Task to complete
Repeat the listing below in full, keeping every character as it is.

+++

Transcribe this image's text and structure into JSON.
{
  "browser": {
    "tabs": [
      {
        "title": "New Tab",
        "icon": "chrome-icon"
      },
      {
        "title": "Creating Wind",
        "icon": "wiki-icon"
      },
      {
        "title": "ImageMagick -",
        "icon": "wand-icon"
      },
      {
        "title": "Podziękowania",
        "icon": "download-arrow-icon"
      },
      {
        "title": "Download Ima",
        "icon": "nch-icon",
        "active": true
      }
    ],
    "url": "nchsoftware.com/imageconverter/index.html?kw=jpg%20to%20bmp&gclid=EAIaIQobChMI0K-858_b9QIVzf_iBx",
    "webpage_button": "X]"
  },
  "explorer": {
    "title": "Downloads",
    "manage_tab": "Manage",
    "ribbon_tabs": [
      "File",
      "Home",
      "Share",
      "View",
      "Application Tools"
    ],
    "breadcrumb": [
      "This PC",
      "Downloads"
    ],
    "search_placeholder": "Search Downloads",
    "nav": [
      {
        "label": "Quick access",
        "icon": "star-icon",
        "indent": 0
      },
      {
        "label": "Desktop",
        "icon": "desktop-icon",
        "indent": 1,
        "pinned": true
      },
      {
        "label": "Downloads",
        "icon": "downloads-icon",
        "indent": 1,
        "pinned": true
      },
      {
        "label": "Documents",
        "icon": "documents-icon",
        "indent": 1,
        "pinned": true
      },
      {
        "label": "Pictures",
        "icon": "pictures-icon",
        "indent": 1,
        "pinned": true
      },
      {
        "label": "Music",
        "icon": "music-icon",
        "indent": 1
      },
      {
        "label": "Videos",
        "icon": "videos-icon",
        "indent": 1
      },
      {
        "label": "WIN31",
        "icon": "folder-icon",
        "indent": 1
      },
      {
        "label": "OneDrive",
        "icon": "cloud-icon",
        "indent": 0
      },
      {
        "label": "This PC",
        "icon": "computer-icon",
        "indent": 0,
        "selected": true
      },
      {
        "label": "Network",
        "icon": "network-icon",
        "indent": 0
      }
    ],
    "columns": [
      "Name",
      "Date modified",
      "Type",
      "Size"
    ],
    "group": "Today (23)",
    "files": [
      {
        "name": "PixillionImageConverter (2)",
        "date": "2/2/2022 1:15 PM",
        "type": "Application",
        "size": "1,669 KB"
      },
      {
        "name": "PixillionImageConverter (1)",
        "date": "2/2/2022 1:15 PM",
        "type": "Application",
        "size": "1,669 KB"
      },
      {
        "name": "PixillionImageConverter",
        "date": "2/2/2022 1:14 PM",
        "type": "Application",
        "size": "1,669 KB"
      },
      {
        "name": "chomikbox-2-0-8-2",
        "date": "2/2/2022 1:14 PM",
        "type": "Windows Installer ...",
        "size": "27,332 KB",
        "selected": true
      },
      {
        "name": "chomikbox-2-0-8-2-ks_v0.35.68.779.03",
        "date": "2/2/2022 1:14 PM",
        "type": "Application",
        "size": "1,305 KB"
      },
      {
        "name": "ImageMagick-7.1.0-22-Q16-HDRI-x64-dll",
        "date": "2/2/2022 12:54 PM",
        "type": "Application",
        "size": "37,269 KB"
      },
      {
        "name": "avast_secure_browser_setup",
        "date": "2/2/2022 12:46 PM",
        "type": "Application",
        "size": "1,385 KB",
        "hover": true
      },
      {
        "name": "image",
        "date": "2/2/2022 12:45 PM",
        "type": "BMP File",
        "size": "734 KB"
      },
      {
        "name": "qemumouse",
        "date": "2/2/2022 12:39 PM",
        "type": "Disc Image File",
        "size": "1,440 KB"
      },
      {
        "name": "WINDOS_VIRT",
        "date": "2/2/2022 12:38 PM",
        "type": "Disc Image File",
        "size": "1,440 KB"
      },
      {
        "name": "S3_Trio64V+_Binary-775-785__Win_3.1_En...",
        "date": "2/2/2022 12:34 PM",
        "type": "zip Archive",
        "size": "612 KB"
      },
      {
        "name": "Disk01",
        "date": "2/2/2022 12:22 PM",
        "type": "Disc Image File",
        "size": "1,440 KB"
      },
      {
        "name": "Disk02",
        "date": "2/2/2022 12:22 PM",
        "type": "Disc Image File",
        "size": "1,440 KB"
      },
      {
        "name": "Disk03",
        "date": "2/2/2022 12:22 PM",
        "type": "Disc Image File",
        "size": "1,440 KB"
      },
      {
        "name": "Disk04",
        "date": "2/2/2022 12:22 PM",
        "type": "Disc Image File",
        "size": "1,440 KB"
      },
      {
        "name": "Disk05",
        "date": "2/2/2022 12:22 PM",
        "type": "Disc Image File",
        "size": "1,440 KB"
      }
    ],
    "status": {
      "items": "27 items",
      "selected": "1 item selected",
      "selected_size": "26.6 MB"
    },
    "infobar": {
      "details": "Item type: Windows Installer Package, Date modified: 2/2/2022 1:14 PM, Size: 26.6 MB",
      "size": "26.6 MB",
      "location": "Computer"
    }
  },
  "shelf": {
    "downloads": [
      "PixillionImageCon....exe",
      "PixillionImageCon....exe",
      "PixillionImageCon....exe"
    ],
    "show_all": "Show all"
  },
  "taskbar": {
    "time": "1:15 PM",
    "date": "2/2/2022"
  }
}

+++

Output for this exercise
Transcribe this image's text and structure into JSON.
{
  "browser": {
    "tabs": [
      {
        "title": "New Tab",
        "icon": "chrome-icon"
      },
      {
        "title": "Creating Wind",
        "icon": "wiki-icon"
      },
      {
        "title": "ImageMagick -",
        "icon": "wand-icon"
      },
      {
        "title": "Podziękowania",
        "icon": "download-arrow-icon"
      },
      {
        "title": "Download Ima",
        "icon": "nch-icon",
        "active": true
      }
    ],
    "url": "nchsoftware.com/imageconverter/index.html?kw=jpg%20to%20bmp&gclid=EAIaIQobChMI0K-858_b9QIVzf_iBx",
    "webpage_button": "X]"
  },
  "explorer": {
    "title": "Downloads",
    "manage_tab": "Manage",
    "ribbon_tabs": [
      "File",
      "Home",
      "Share",
      "View",
      "Application Tools"
    ],
    "breadcrumb": [
      "This PC",
      "Downloads"
    ],
    "search_placeholder": "Search Downloads",
    "nav": [
      {
        "label": "Quick access",
        "icon": "star-icon",
        "indent": 0
      },
      {
        "label": "Desktop",
        "icon": "desktop-icon",
        "indent": 1,
        "pinned": true
      },
      {
        "label": "Downloads",
        "icon": "downloads-icon",
        "indent": 1,
        "pinned": true
      },
      {
        "label": "Documents",
        "icon": "documents-icon",
        "indent": 1,
        "pinned": true
      },
      {
        "label": "Pictures",
        "icon": "pictures-icon",
        "indent": 1,
        "pinned": true
      },
      {
        "label": "Music",
        "icon": "music-icon",
        "indent": 1
      },
      {
        "label": "Videos",
        "icon": "videos-icon",
        "indent": 1
      },
      {
        "label": "WIN31",
        "icon": "folder-icon",
        "indent": 1
      },
      {
        "label": "OneDrive",
        "icon": "cloud-icon",
        "indent": 0
      },
      {
        "label": "This PC",
        "icon": "computer-icon",
        "indent": 0,
        "selected": true
      },
      {
        "label": "Network",
        "icon": "network-icon",
        "indent": 0
      }
    ],
    "columns": [
      "Name",
      "Date modified",
      "Type",
      "Size"
    ],
    "group": "Today (23)",
    "files": [
      {
        "name": "PixillionImageConverter (2)",
        "date": "2/2/2022 1:15 PM",
        "type": "Application",
        "size": "1,669 KB"
      },
      {
        "name": "PixillionImageConverter (1)",
        "date": "2/2/2022 1:15 PM",
        "type": "Application",
        "size": "1,669 KB"
      },
      {
        "name": "PixillionImageConverter",
        "date": "2/2/2022 1:14 PM",
        "type": "Application",
        "size": "1,669 KB"
      },
      {
        "name": "chomikbox-2-0-8-2",
        "date": "2/2/2022 1:14 PM",
        "type": "Windows Installer ...",
        "size": "27,332 KB",
        "selected": true
      },
      {
        "name": "chomikbox-2-0-8-2-ks_v0.35.68.779.03",
        "date": "2/2/2022 1:14 PM",
        "type": "Application",
        "size": "1,305 KB"
      },
      {
        "name": "ImageMagick-7.1.0-22-Q16-HDRI-x64-dll",
        "date": "2/2/2022 12:54 PM",
        "type": "Application",
        "size": "37,269 KB"
      },
      {
        "name": "avast_secure_browser_setup",
        "date": "2/2/2022 12:46 PM",
        "type": "Application",
        "size": "1,385 KB",
        "hover": true
      },
      {
        "name": "image",
        "date": "2/2/2022 12:45 PM",
        "type": "BMP File",
        "size": "734 KB"
      },
      {
        "name": "qemumouse",
        "date": "2/2/2022 12:39 PM",
        "type": "Disc Image File",
        "size": "1,440 KB"
      },
      {
        "name": "WINDOS_VIRT",
        "date": "2/2/2022 12:38 PM",
        "type": "Disc Image File",
        "size": "1,440 KB"
      },
      {
        "name": "S3_Trio64V+_Binary-775-785__Win_3.1_En...",
        "date": "2/2/2022 12:34 PM",
        "type": "zip Archive",
        "size": "612 KB"
      },
      {
        "name": "Disk01",
        "date": "2/2/2022 12:22 PM",
        "type": "Disc Image File",
        "size": "1,440 KB"
      },
      {
        "name": "Disk02",
        "date": "2/2/2022 12:22 PM",
        "type": "Disc Image File",
        "size": "1,440 KB"
      },
      {
        "name": "Disk03",
        "date": "2/2/2022 12:22 PM",
        "type": "Disc Image File",
        "size": "1,440 KB"
      },
      {
        "name": "Disk04",
        "date": "2/2/2022 12:22 PM",
        "type": "Disc Image File",
        "size": "1,440 KB"
      },
      {
        "name": "Disk05",
        "date": "2/2/2022 12:22 PM",
        "type": "Disc Image File",
        "size": "1,440 KB"
      }
    ],
    "status": {
      "items": "27 items",
      "selected": "1 item selected",
      "selected_size": "26.6 MB"
    },
    "infobar": {
      "details": "Item type: Windows Installer Package, Date modified: 2/2/2022 1:14 PM, Size: 26.6 MB",
      "size": "26.6 MB",
      "location": "Computer"
    }
  },
  "shelf": {
    "downloads": [
      "PixillionImageCon....exe",
      "PixillionImageCon....exe",
      "PixillionImageCon....exe"
    ],
    "show_all": "Show all"
  },
  "taskbar": {
    "time": "1:15 PM",
    "date": "2/2/2022"
  }
}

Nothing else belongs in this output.